■ **What is needed**
Output exactly the lines from the one holding "Enumerate this screenshot's" through the final line of the entries.

App and web page records:

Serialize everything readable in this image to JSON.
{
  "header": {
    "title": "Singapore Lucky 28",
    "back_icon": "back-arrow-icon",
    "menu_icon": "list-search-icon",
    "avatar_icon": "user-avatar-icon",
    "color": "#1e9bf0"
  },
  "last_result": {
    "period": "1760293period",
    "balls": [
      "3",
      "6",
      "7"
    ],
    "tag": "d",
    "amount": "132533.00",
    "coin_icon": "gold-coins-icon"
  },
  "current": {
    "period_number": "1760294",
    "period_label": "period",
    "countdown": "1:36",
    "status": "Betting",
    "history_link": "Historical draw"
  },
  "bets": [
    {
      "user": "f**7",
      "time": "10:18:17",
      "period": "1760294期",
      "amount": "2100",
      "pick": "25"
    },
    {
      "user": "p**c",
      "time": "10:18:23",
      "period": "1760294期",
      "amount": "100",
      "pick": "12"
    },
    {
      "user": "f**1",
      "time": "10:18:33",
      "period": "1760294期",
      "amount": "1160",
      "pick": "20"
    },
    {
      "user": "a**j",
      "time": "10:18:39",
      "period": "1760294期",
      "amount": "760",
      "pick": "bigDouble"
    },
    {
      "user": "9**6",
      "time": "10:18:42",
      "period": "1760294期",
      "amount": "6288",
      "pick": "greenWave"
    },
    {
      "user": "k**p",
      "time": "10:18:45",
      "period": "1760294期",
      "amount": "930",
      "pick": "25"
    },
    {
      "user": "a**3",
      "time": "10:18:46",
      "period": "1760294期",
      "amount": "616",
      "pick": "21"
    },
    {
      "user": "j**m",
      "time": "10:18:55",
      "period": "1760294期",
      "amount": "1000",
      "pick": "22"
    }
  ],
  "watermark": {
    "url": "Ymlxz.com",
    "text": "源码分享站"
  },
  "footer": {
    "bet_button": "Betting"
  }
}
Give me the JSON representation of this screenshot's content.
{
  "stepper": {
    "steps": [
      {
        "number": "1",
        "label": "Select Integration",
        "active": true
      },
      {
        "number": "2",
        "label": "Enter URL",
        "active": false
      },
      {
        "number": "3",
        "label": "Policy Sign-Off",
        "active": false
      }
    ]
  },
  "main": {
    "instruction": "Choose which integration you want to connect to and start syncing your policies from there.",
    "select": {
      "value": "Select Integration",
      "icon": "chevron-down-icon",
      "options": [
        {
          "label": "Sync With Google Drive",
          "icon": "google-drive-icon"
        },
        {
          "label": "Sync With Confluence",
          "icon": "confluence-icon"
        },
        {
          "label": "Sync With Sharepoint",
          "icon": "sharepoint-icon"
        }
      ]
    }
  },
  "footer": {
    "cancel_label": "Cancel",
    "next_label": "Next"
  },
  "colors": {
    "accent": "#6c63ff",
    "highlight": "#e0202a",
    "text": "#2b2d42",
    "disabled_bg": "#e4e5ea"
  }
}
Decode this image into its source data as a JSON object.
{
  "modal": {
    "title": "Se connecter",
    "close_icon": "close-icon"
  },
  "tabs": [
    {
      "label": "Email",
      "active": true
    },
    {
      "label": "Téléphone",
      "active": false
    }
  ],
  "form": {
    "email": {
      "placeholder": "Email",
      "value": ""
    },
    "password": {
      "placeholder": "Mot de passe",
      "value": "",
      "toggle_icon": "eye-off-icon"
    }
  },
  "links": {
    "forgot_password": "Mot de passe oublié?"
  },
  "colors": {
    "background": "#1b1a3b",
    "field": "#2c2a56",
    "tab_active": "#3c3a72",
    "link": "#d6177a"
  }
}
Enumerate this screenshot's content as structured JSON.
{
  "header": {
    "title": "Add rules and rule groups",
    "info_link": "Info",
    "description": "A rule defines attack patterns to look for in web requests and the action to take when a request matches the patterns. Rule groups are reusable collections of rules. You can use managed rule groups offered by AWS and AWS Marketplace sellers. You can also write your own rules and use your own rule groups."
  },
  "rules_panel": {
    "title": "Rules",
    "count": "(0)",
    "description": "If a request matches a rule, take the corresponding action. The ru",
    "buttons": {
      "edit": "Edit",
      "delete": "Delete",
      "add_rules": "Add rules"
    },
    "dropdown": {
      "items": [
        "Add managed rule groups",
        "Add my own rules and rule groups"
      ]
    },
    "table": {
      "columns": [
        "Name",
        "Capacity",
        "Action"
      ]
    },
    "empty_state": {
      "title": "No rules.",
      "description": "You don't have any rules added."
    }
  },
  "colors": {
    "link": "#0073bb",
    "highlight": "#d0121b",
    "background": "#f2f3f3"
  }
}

■ **Written answer**
Enumerate this screenshot's content as structured JSON.
{
  "header": {
    "title": "Add rules and rule groups",
    "info_link": "Info",
    "description": "A rule defines attack patterns to look for in web requests and the action to take when a request matches the patterns. Rule groups are reusable collections of rules. You can use managed rule groups offered by AWS and AWS Marketplace sellers. You can also write your own rules and use your own rule groups."
  },
  "rules_panel": {
    "title": "Rules",
    "count": "(0)",
    "description": "If a request matches a rule, take the corresponding action. The ru",
    "buttons": {
      "edit": "Edit",
      "delete": "Delete",
      "add_rules": "Add rules"
    },
    "dropdown": {
      "items": [
        "Add managed rule groups",
        "Add my own rules and rule groups"
      ]
    },
    "table": {
      "columns": [
        "Name",
        "Capacity",
        "Action"
      ]
    },
    "empty_state": {
      "title": "No rules.",
      "description": "You don't have any rules added."
    }
  },
  "colors": {
    "link": "#0073bb",
    "highlight": "#d0121b",
    "background": "#f2f3f3"
  }
}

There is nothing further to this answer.